====== Exercise data ======

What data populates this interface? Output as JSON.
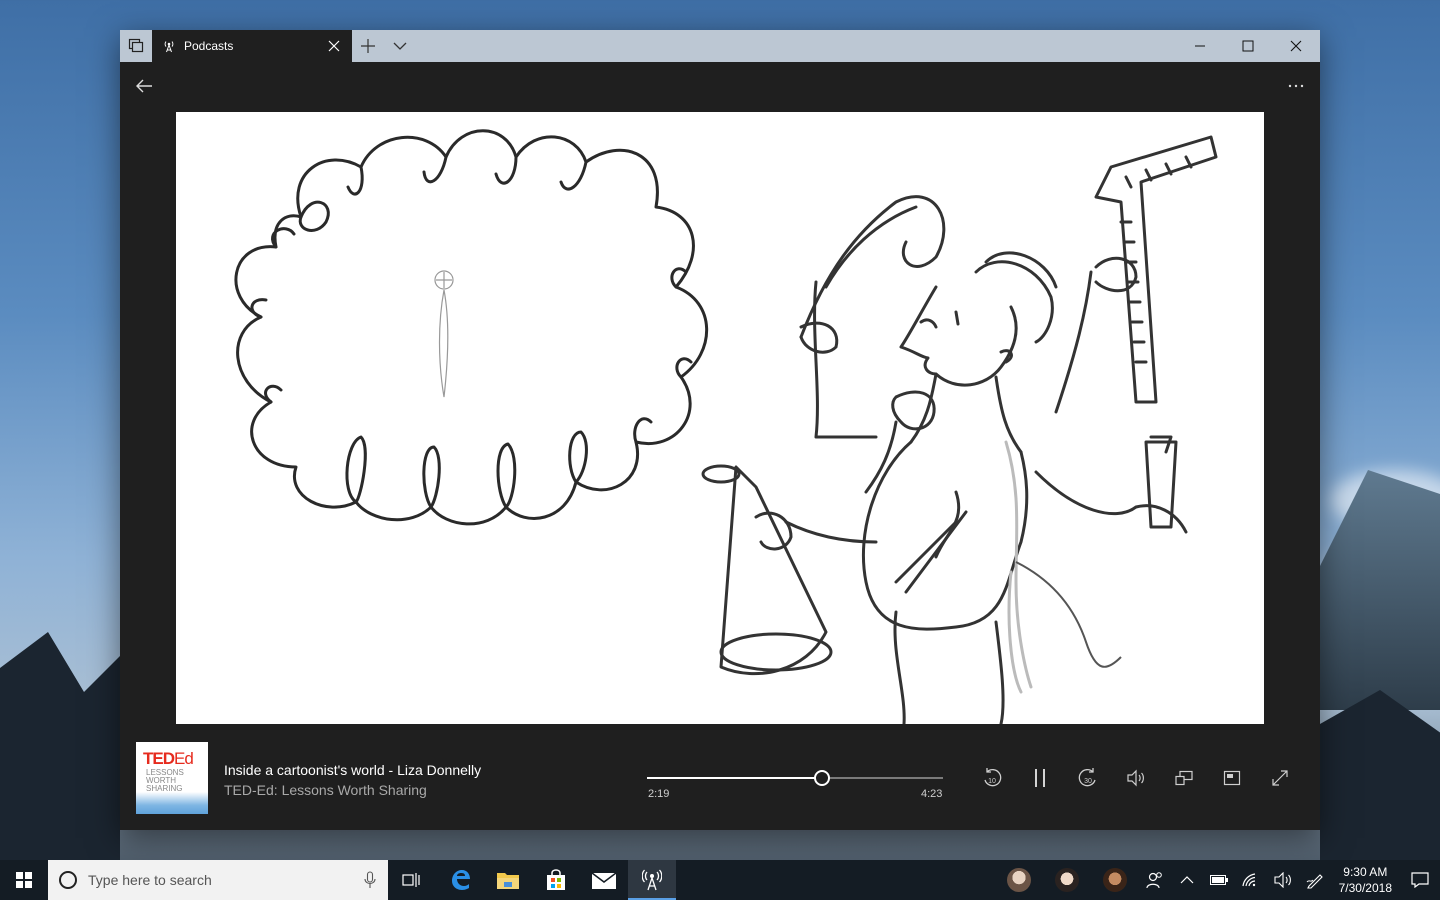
{
  "window": {
    "tab_title": "Podcasts"
  },
  "player": {
    "episode_title": "Inside a cartoonist's world - Liza Donnelly",
    "show_name": "TED-Ed: Lessons Worth Sharing",
    "current_time": "2:19",
    "duration": "4:23",
    "progress_fraction": 0.59,
    "skip_back_label": "10",
    "skip_forward_label": "30",
    "artwork": {
      "brand": "TED",
      "brand_suffix": "Ed",
      "tagline_lines": [
        "LESSONS",
        "WORTH",
        "SHARING"
      ]
    }
  },
  "taskbar": {
    "search_placeholder": "Type here to search",
    "clock_time": "9:30 AM",
    "clock_date": "7/30/2018"
  },
  "colors": {
    "window_bg": "#1f1f1f",
    "titlebar_bg": "#bcc7d3",
    "ted_red": "#e62b1e",
    "taskbar_bg": "#141c24",
    "active_indicator": "#5aa0e6"
  }
}
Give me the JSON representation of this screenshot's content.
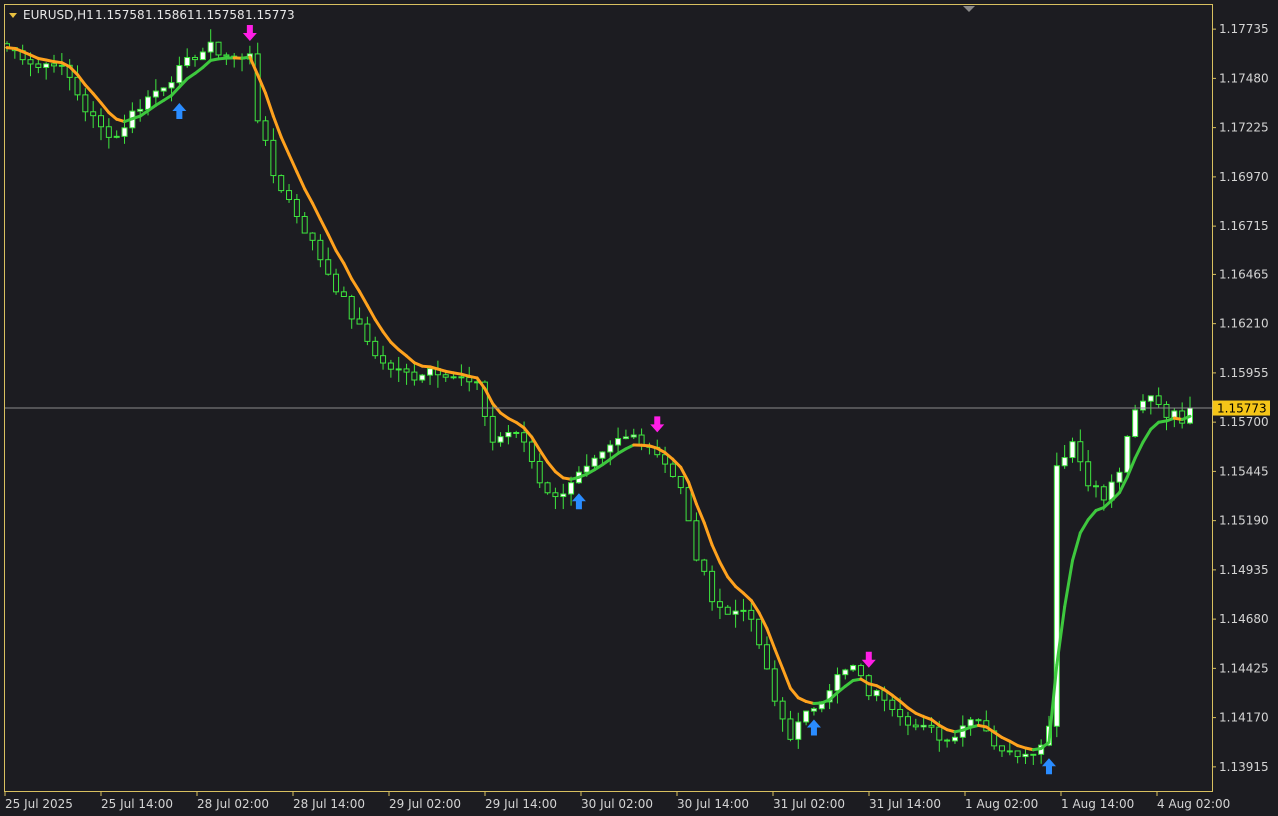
{
  "chart_data": {
    "type": "candlestick",
    "title": "EURUSD,H1",
    "ohlc": [
      "1.15758",
      "1.15861",
      "1.15758",
      "1.15773"
    ],
    "current_price": "1.15773",
    "ylim": [
      1.1379,
      1.1786
    ],
    "y_ticks": [
      "1.17735",
      "1.17480",
      "1.17225",
      "1.16970",
      "1.16715",
      "1.16465",
      "1.16210",
      "1.15955",
      "1.15700",
      "1.15445",
      "1.15190",
      "1.14935",
      "1.14680",
      "1.14425",
      "1.14170",
      "1.13915"
    ],
    "x_ticks": [
      "25 Jul 2025",
      "25 Jul 14:00",
      "28 Jul 02:00",
      "28 Jul 14:00",
      "29 Jul 02:00",
      "29 Jul 14:00",
      "30 Jul 02:00",
      "30 Jul 14:00",
      "31 Jul 02:00",
      "31 Jul 14:00",
      "1 Aug 02:00",
      "1 Aug 14:00",
      "4 Aug 02:00"
    ],
    "signals": [
      {
        "type": "buy",
        "bar": 22
      },
      {
        "type": "sell",
        "bar": 31
      },
      {
        "type": "buy",
        "bar": 73
      },
      {
        "type": "sell",
        "bar": 83
      },
      {
        "type": "buy",
        "bar": 103
      },
      {
        "type": "sell",
        "bar": 110
      },
      {
        "type": "buy",
        "bar": 133
      }
    ],
    "colors": {
      "background": "#1c1c21",
      "frame": "#d8c060",
      "bull_body": "#ffffff",
      "bear_body": "#1c1c21",
      "wick": "#3ee63e",
      "trend_down": "#ffa21e",
      "trend_up": "#3ec83e",
      "buy_arrow": "#2a8cff",
      "sell_arrow": "#ff1ee6",
      "price_label_bg": "#f5c518",
      "price_line": "#8a8a8a"
    }
  }
}
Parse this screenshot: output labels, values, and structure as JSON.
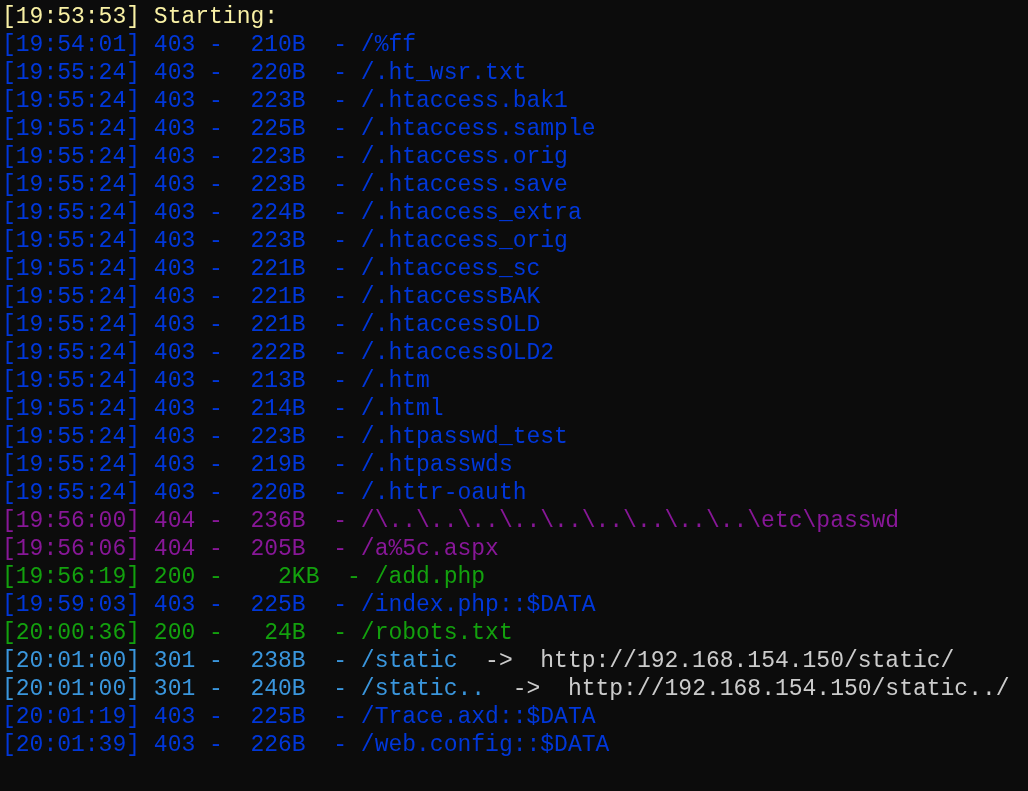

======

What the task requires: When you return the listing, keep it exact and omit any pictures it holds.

Answer:
What data populates this interface? Output as JSON.
{
  "window": {
    "tab_title": "Podcasts"
  },
  "player": {
    "episode_title": "Inside a cartoonist's world - Liza Donnelly",
    "show_name": "TED-Ed: Lessons Worth Sharing",
    "current_time": "2:19",
    "duration": "4:23",
    "progress_fraction": 0.59,
    "skip_back_label": "10",
    "skip_forward_label": "30",
    "artwork": {
      "brand": "TED",
      "brand_suffix": "Ed",
      "tagline_lines": [
        "LESSONS",
        "WORTH",
        "SHARING"
      ]
    }
  },
  "taskbar": {
    "search_placeholder": "Type here to search",
    "clock_time": "9:30 AM",
    "clock_date": "7/30/2018"
  },
  "colors": {
    "window_bg": "#1f1f1f",
    "titlebar_bg": "#bcc7d3",
    "ted_red": "#e62b1e",
    "taskbar_bg": "#141c24",
    "active_indicator": "#5aa0e6"
  }
}
Give me the JSON representation of this screenshot's content.
{
  "chart_data": {
    "type": "candlestick",
    "title": "EURUSD,H1",
    "ohlc": [
      "1.15758",
      "1.15861",
      "1.15758",
      "1.15773"
    ],
    "current_price": "1.15773",
    "ylim": [
      1.1379,
      1.1786
    ],
    "y_ticks": [
      "1.17735",
      "1.17480",
      "1.17225",
      "1.16970",
      "1.16715",
      "1.16465",
      "1.16210",
      "1.15955",
      "1.15700",
      "1.15445",
      "1.15190",
      "1.14935",
      "1.14680",
      "1.14425",
      "1.14170",
      "1.13915"
    ],
    "x_ticks": [
      "25 Jul 2025",
      "25 Jul 14:00",
      "28 Jul 02:00",
      "28 Jul 14:00",
      "29 Jul 02:00",
      "29 Jul 14:00",
      "30 Jul 02:00",
      "30 Jul 14:00",
      "31 Jul 02:00",
      "31 Jul 14:00",
      "1 Aug 02:00",
      "1 Aug 14:00",
      "4 Aug 02:00"
    ],
    "signals": [
      {
        "type": "buy",
        "bar": 22
      },
      {
        "type": "sell",
        "bar": 31
      },
      {
        "type": "buy",
        "bar": 73
      },
      {
        "type": "sell",
        "bar": 83
      },
      {
        "type": "buy",
        "bar": 103
      },
      {
        "type": "sell",
        "bar": 110
      },
      {
        "type": "buy",
        "bar": 133
      }
    ],
    "colors": {
      "background": "#1c1c21",
      "frame": "#d8c060",
      "bull_body": "#ffffff",
      "bear_body": "#1c1c21",
      "wick": "#3ee63e",
      "trend_down": "#ffa21e",
      "trend_up": "#3ec83e",
      "buy_arrow": "#2a8cff",
      "sell_arrow": "#ff1ee6",
      "price_label_bg": "#f5c518",
      "price_line": "#8a8a8a"
    }
  }
}
Parse this screenshot: output labels, values, and structure as JSON.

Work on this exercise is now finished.